--- LISTED RECORDS ---

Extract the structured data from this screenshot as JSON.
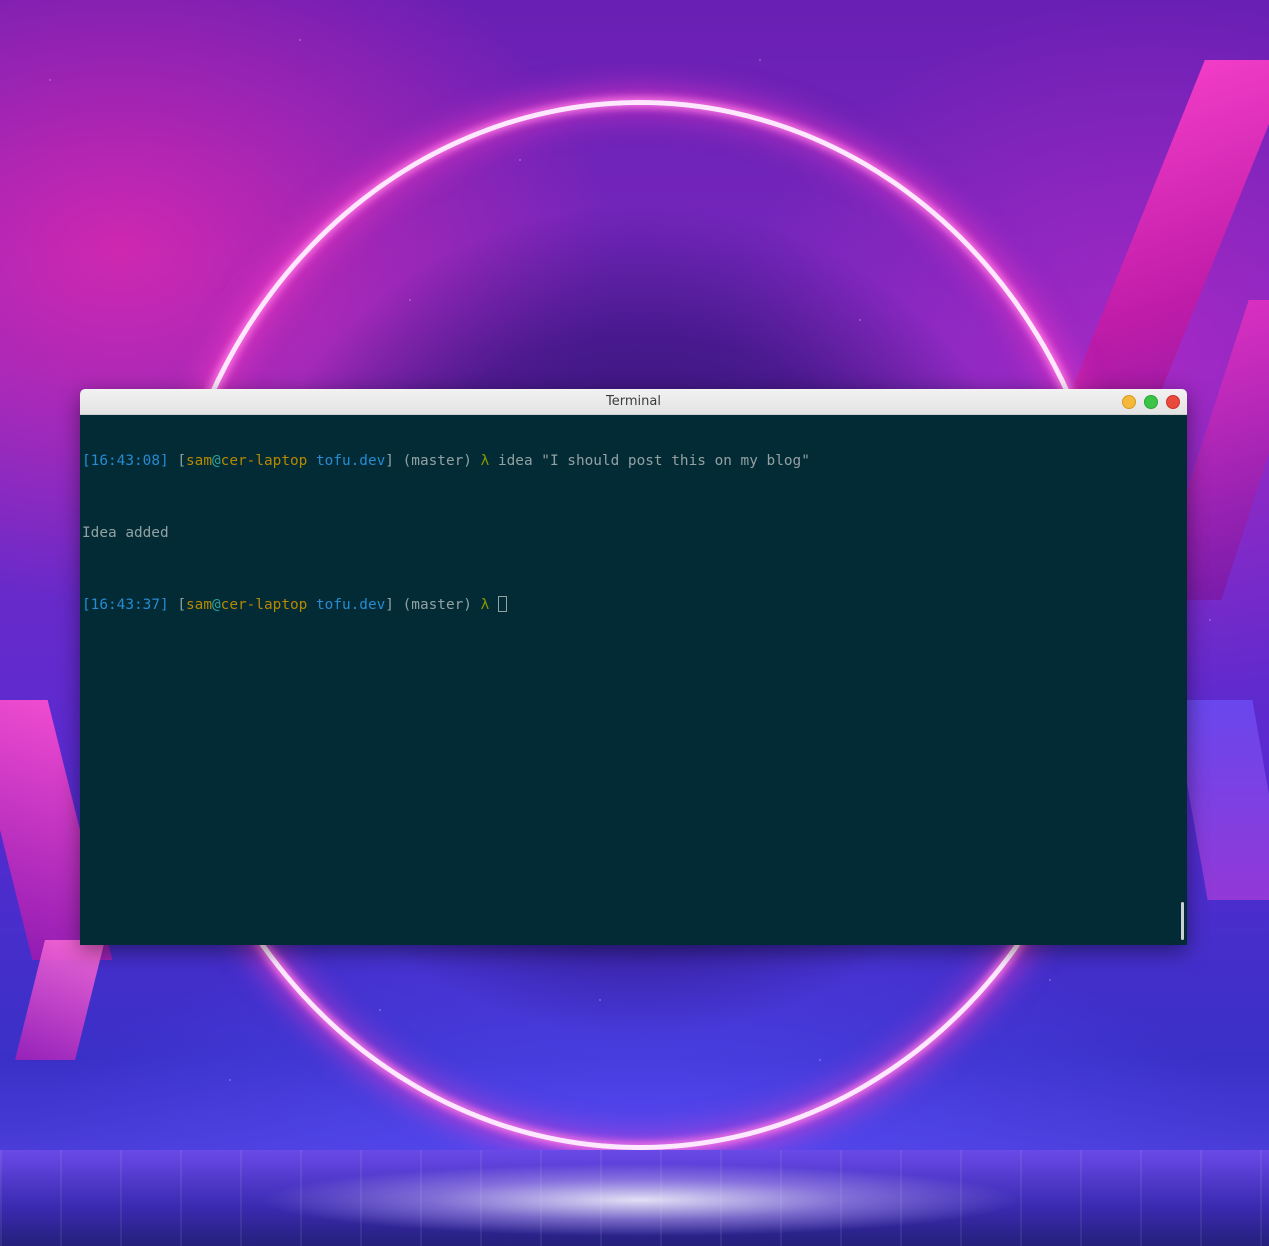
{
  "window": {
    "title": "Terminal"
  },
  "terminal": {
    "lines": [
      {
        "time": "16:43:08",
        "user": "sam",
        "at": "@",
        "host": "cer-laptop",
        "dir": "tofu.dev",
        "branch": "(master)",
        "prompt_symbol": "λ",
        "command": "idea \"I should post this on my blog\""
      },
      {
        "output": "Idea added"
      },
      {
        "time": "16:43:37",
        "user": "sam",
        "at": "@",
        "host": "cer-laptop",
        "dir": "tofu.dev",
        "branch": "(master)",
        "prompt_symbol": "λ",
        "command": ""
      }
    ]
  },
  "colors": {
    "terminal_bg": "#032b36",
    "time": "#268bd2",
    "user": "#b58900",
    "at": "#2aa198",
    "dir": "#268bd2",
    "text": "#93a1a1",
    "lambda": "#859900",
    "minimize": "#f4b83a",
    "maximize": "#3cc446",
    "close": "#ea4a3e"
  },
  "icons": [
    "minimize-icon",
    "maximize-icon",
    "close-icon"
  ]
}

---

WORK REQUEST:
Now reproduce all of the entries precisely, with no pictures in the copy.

ANSWER TO THE EXERCISE:
Extract the structured data from this screenshot as JSON.
{
  "window": {
    "title": "Terminal"
  },
  "terminal": {
    "lines": [
      {
        "time": "16:43:08",
        "user": "sam",
        "at": "@",
        "host": "cer-laptop",
        "dir": "tofu.dev",
        "branch": "(master)",
        "prompt_symbol": "λ",
        "command": "idea \"I should post this on my blog\""
      },
      {
        "output": "Idea added"
      },
      {
        "time": "16:43:37",
        "user": "sam",
        "at": "@",
        "host": "cer-laptop",
        "dir": "tofu.dev",
        "branch": "(master)",
        "prompt_symbol": "λ",
        "command": ""
      }
    ]
  },
  "colors": {
    "terminal_bg": "#032b36",
    "time": "#268bd2",
    "user": "#b58900",
    "at": "#2aa198",
    "dir": "#268bd2",
    "text": "#93a1a1",
    "lambda": "#859900",
    "minimize": "#f4b83a",
    "maximize": "#3cc446",
    "close": "#ea4a3e"
  },
  "icons": [
    "minimize-icon",
    "maximize-icon",
    "close-icon"
  ]
}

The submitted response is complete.